long, straight, and narrow
References in periodicals archive ?
"If you stay here much longer, you'll go home with slitty eyes." -- To a British student in China, 1986
He once told an English visiting student in Japan, "Don't stay here too long, you might go all slitty eyed."
A stray remark about "slitty eyes" during a visit to China in the 1980s became symbolic of his gruff and often unguarded manner, which contrasted sharply with the warmer image of the queen and other British royals.
There were two men to a slitty and we'd be ready for whatever would happen during the night.
Germany's European Commissioner Guenther Oettinger on Sunday defended his use of the term 'slitty eyes' for Chinese people which triggered outrage after they were revealed in a leaked recording of a speech to business leaders.
Their eyes go slitty, their lips draw tight and they act like they're reaching for daggers in their cloaks.
Yellow eyes with black slitty pupils ...', then rich poetic descriptions: 'Pan's voice was like mossy bark on ancient trees.
When in China, she doesn't drop "slitty eyes" comments.
What a bang, arousing male protectiveness--Dieter's lips and eyes gone slitty, his raised chin blunt.
San Franciscans pucker their lips up and their eyes go slitty when you bring up burritos.
It was the first time darts had ever been done on television - it was on World of Sport - and you saw this little guy with long hair and slitty eyes and, you know, few teeth, gappy teeth, jumping around the stage...

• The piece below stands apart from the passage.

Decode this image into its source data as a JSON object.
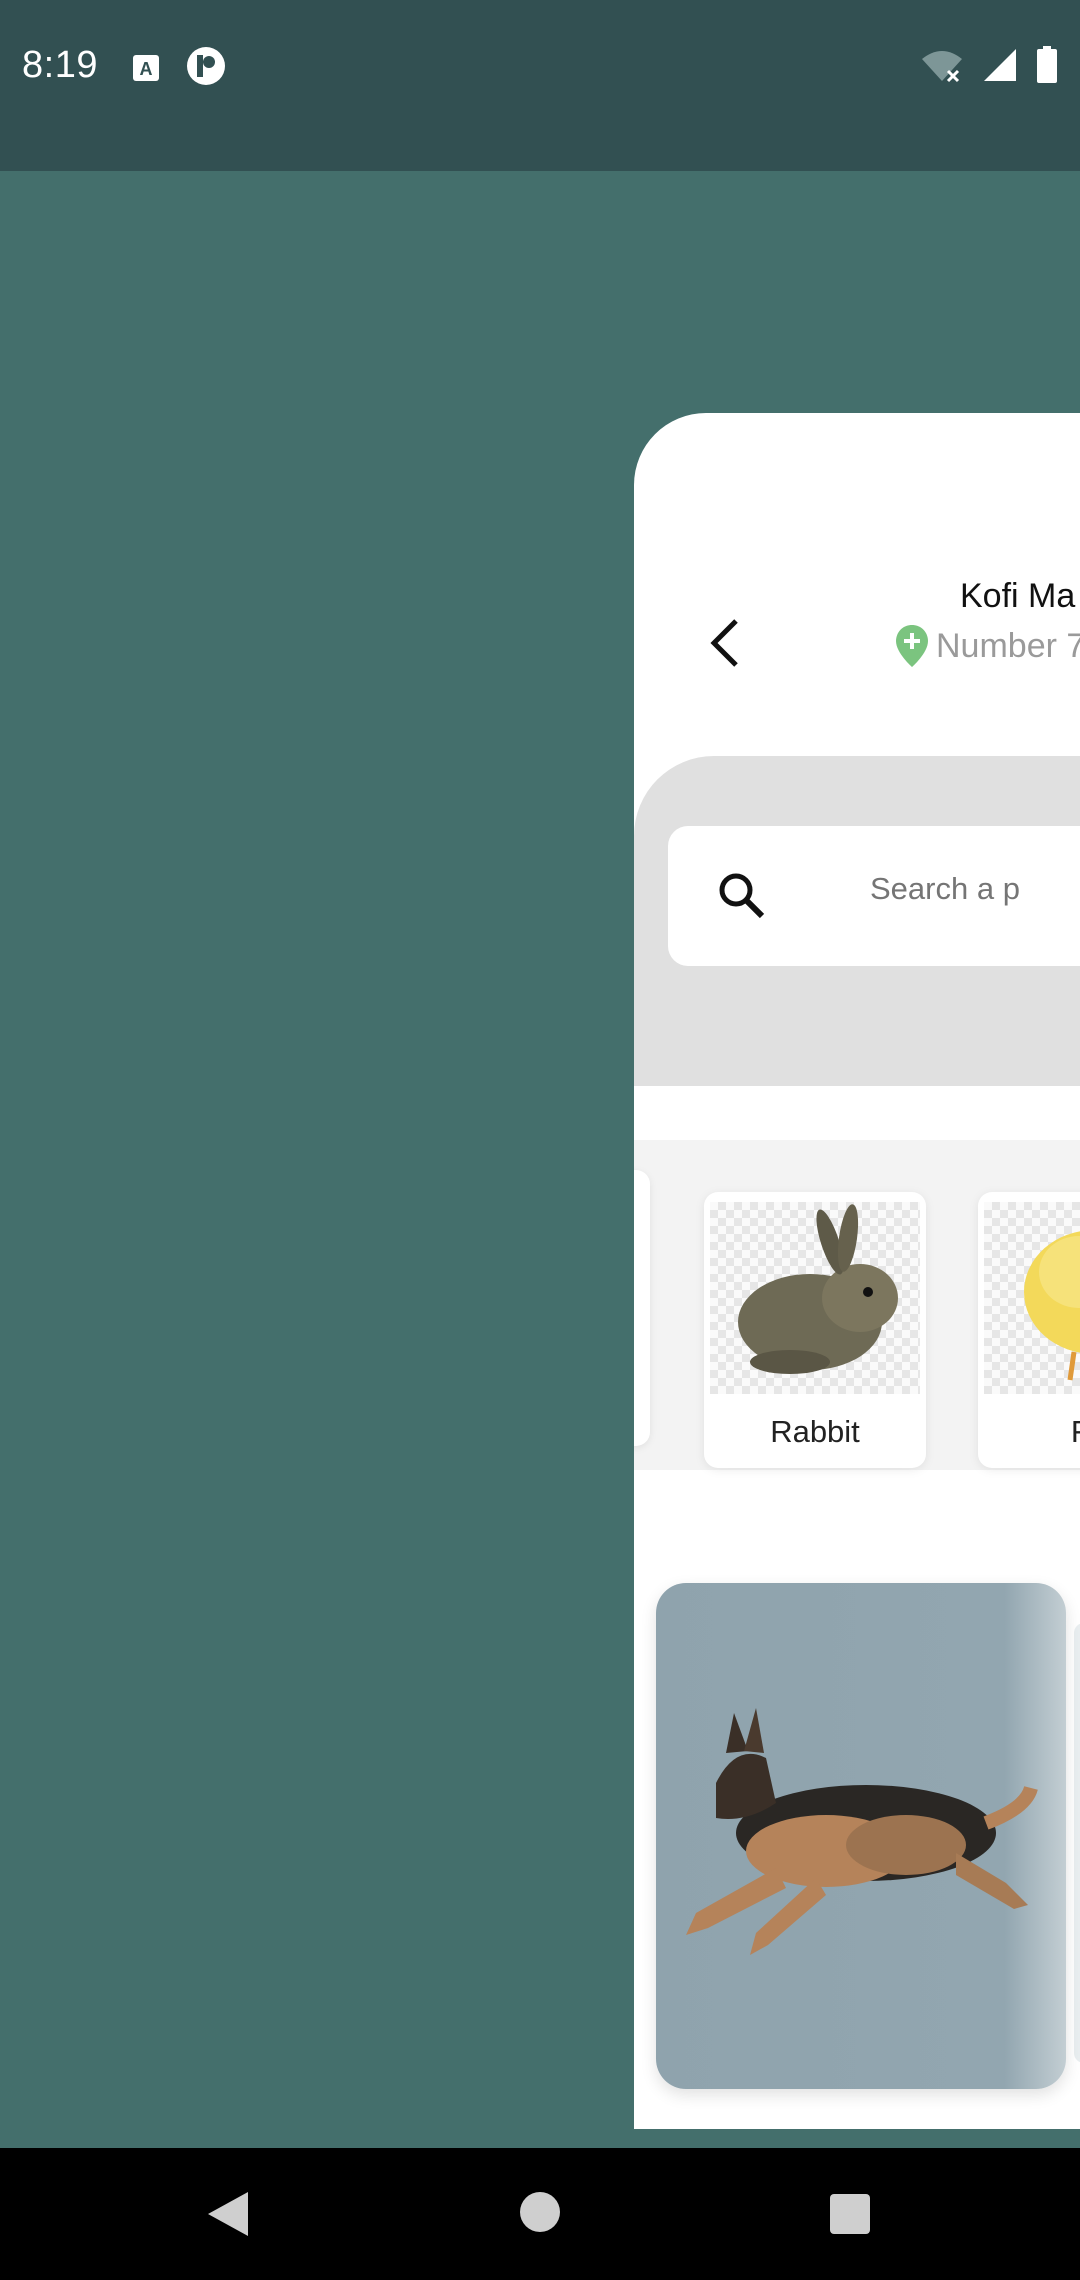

He saw Picasso's Demoiselles d'Avignon in the artist's studio in 1907, and soon began carving heads with elongated faces, long thin noses, slitty eyes and tiny mouths.